Records from a collection
----------------------------------------

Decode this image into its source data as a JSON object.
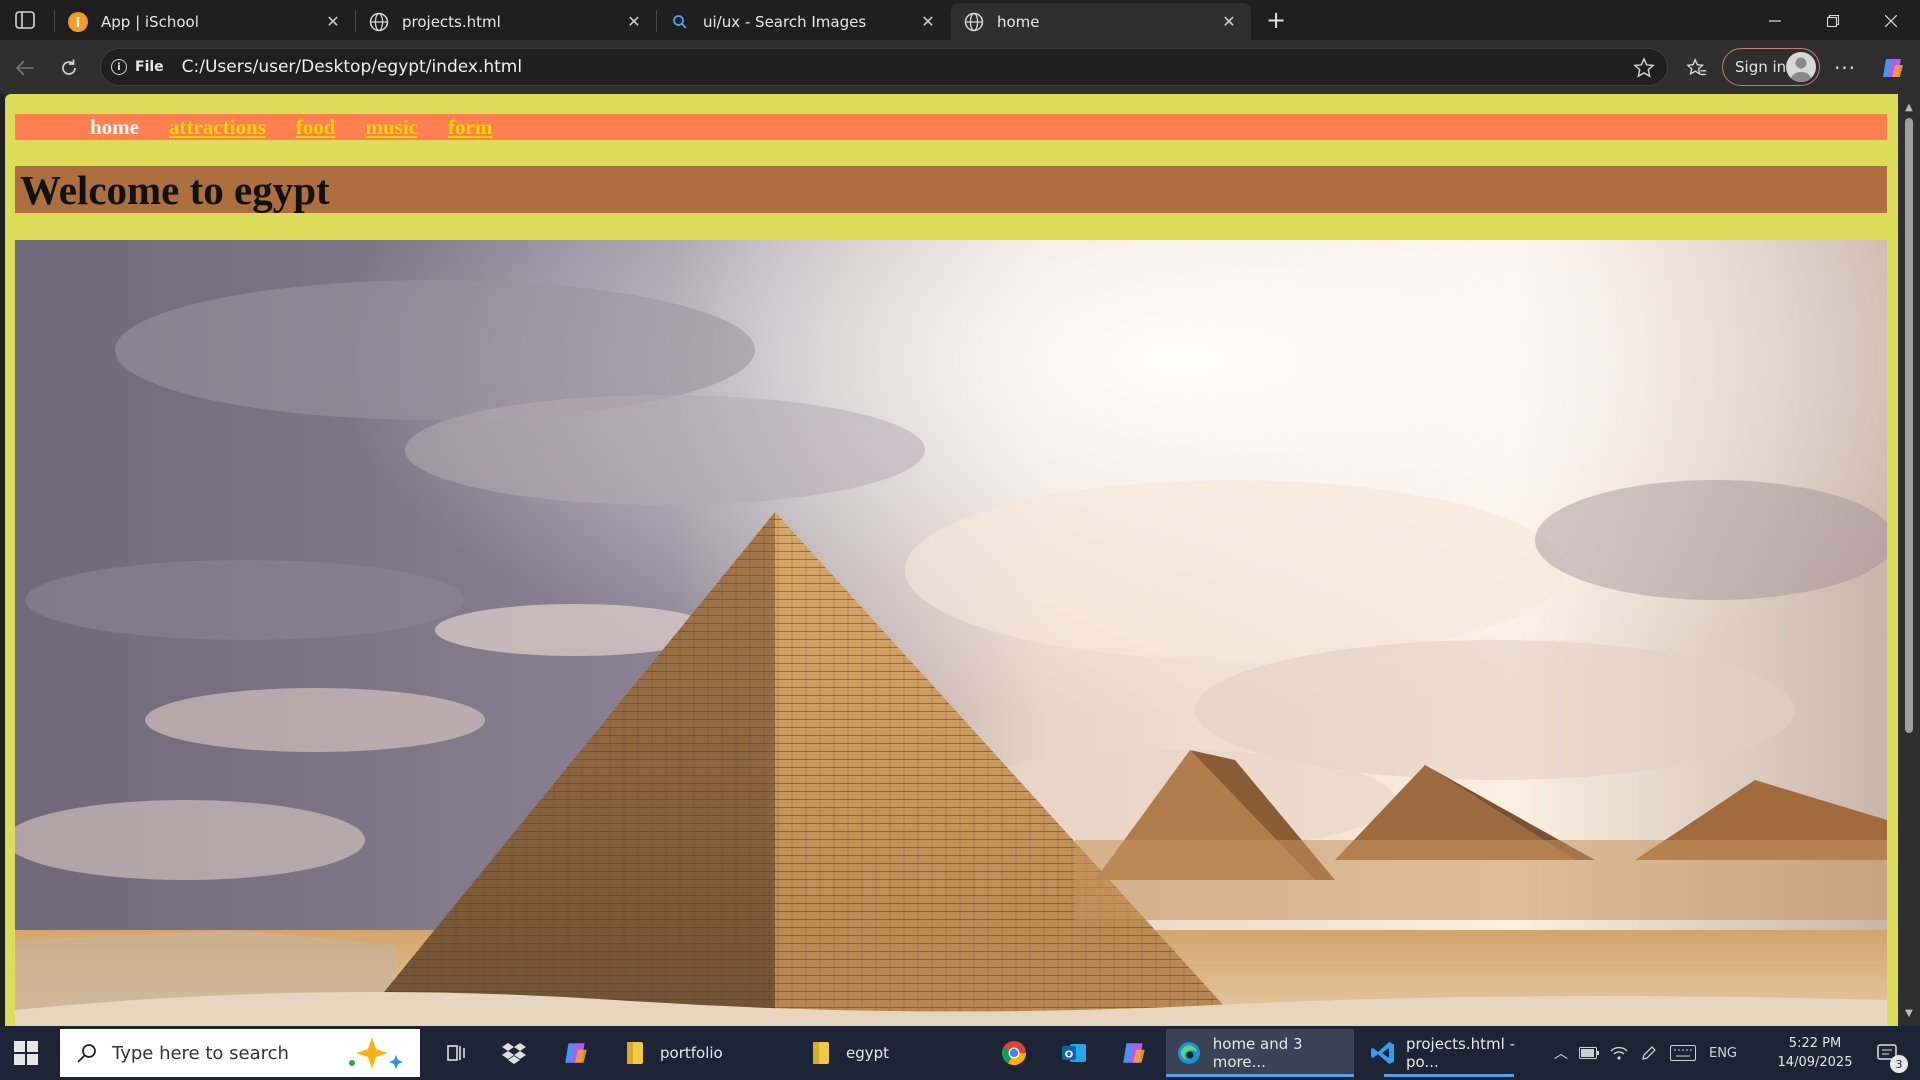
{
  "browser": {
    "tabs": [
      {
        "title": "App | iSchool",
        "icon": "ischool-logo-icon"
      },
      {
        "title": "projects.html",
        "icon": "globe-icon"
      },
      {
        "title": "ui/ux - Search Images",
        "icon": "search-icon"
      },
      {
        "title": "home",
        "icon": "globe-icon",
        "active": true
      }
    ],
    "address": {
      "scheme_label": "File",
      "url": "C:/Users/user/Desktop/egypt/index.html"
    },
    "signin_label": "Sign in"
  },
  "page": {
    "nav": [
      {
        "label": "home",
        "current": true
      },
      {
        "label": "attractions"
      },
      {
        "label": "food"
      },
      {
        "label": "music"
      },
      {
        "label": "form"
      }
    ],
    "heading": "Welcome to egypt",
    "colors": {
      "page_bg": "#dcdc5a",
      "nav_bg": "#ff7f50",
      "nav_link": "#ffd700",
      "heading_bg": "#ad6f40"
    },
    "hero_image": "pyramids of giza photo"
  },
  "taskbar": {
    "search_placeholder": "Type here to search",
    "items": [
      {
        "label": "portfolio",
        "icon": "folder-icon"
      },
      {
        "label": "egypt",
        "icon": "folder-icon"
      },
      {
        "label": "home and 3 more...",
        "icon": "edge-icon"
      },
      {
        "label": "projects.html - po...",
        "icon": "vscode-icon"
      }
    ],
    "language": "ENG",
    "time": "5:22 PM",
    "date": "14/09/2025",
    "notification_count": "3"
  }
}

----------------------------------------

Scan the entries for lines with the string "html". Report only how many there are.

3